From the data below, return each line in which the string "docx" is found.

Entries taken from a collection:
****************************************

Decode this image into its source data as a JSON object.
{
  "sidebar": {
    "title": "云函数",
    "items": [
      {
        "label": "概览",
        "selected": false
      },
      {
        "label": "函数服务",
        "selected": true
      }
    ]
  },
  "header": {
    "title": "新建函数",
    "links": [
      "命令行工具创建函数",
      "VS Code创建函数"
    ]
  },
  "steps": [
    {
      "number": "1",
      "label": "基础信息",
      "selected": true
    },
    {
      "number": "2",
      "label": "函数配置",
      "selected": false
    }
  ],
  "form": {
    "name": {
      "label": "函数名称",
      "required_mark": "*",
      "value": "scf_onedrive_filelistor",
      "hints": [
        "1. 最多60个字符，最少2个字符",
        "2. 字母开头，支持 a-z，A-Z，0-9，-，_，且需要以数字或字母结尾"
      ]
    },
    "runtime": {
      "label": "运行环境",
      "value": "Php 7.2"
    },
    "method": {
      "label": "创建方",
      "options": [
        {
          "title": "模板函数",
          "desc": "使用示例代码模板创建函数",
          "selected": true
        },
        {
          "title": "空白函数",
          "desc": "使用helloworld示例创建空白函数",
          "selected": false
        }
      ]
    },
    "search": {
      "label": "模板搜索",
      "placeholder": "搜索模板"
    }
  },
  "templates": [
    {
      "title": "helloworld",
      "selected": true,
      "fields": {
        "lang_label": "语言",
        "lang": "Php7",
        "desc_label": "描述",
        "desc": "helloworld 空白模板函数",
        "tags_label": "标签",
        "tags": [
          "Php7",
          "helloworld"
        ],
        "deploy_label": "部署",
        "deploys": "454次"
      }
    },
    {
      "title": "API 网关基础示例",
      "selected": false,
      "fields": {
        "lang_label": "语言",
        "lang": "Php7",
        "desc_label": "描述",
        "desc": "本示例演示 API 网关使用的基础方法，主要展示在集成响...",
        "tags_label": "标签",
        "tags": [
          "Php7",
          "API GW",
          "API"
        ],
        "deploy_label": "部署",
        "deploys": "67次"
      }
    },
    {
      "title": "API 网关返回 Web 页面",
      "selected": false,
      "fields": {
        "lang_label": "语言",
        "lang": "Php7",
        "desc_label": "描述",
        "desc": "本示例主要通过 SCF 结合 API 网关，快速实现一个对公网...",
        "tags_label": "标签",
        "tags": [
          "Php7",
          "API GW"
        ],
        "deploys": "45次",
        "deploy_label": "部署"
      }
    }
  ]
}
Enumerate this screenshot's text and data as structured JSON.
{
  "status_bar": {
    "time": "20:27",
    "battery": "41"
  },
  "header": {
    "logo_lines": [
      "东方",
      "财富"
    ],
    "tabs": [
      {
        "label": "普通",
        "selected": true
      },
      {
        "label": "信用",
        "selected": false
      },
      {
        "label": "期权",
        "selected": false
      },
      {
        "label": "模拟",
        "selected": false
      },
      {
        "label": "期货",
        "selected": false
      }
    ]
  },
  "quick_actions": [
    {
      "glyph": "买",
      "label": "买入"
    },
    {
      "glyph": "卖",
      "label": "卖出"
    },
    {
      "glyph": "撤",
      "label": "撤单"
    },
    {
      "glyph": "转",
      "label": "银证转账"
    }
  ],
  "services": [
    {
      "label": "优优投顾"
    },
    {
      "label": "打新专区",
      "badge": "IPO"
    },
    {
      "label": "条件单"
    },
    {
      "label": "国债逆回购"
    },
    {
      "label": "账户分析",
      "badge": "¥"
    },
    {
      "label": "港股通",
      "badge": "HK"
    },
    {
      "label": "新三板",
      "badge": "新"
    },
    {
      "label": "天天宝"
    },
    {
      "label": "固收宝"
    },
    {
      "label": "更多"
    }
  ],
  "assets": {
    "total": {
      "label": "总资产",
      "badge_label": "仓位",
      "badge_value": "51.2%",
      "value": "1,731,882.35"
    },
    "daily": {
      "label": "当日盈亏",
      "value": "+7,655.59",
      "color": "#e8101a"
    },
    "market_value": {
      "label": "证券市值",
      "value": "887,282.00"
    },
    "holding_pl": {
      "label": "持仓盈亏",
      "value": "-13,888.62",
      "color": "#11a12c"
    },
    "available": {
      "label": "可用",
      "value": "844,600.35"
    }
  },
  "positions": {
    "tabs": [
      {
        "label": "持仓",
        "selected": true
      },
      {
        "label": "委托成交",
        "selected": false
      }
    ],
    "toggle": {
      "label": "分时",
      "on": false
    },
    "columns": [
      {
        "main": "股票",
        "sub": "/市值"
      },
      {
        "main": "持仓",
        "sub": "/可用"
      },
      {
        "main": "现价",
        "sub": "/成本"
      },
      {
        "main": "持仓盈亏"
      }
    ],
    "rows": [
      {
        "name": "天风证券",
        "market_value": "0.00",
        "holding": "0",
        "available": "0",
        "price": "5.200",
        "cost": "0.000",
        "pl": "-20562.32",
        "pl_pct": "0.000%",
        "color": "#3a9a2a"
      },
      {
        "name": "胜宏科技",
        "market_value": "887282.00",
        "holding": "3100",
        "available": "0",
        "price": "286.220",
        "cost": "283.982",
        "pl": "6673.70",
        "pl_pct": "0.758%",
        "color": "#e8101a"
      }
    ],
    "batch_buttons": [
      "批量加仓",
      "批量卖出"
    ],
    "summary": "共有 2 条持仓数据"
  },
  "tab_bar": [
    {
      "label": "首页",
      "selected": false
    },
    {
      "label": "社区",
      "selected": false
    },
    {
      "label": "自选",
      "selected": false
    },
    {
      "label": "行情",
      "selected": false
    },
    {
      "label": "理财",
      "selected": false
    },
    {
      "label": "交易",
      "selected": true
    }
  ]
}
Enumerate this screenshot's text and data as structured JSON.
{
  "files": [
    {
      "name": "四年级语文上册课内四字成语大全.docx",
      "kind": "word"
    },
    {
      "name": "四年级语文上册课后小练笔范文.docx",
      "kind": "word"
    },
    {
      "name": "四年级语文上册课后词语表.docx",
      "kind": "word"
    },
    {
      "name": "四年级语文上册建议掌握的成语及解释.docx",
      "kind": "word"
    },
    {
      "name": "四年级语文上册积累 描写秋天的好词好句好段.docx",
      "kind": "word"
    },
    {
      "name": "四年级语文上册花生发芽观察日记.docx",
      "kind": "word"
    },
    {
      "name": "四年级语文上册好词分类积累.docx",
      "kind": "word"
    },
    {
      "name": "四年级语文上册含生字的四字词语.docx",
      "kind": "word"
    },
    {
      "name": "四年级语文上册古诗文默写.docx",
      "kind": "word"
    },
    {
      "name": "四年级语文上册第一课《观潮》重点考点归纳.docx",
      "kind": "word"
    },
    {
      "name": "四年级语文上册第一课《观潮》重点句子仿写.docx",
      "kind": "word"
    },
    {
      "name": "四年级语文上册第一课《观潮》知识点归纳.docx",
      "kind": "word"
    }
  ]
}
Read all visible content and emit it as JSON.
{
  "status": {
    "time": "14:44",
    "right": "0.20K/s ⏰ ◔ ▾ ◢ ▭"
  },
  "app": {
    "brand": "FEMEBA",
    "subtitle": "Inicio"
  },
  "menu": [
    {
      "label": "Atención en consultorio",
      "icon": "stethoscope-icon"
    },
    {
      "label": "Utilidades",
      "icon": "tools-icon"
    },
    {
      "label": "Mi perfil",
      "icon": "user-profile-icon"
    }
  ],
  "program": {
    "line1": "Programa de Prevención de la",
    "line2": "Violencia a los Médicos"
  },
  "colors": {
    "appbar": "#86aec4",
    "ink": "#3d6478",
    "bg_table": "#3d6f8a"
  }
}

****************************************

THE COMPLETED TASK:
      "name": "四年级语文上册课内四字成语大全.docx",
      "name": "四年级语文上册课后小练笔范文.docx",
      "name": "四年级语文上册课后词语表.docx",
      "name": "四年级语文上册建议掌握的成语及解释.docx",
      "name": "四年级语文上册积累 描写秋天的好词好句好段.docx",
      "name": "四年级语文上册花生发芽观察日记.docx",
      "name": "四年级语文上册好词分类积累.docx",
      "name": "四年级语文上册含生字的四字词语.docx",
      "name": "四年级语文上册古诗文默写.docx",
      "name": "四年级语文上册第一课《观潮》重点考点归纳.docx",
      "name": "四年级语文上册第一课《观潮》重点句子仿写.docx",
      "name": "四年级语文上册第一课《观潮》知识点归纳.docx",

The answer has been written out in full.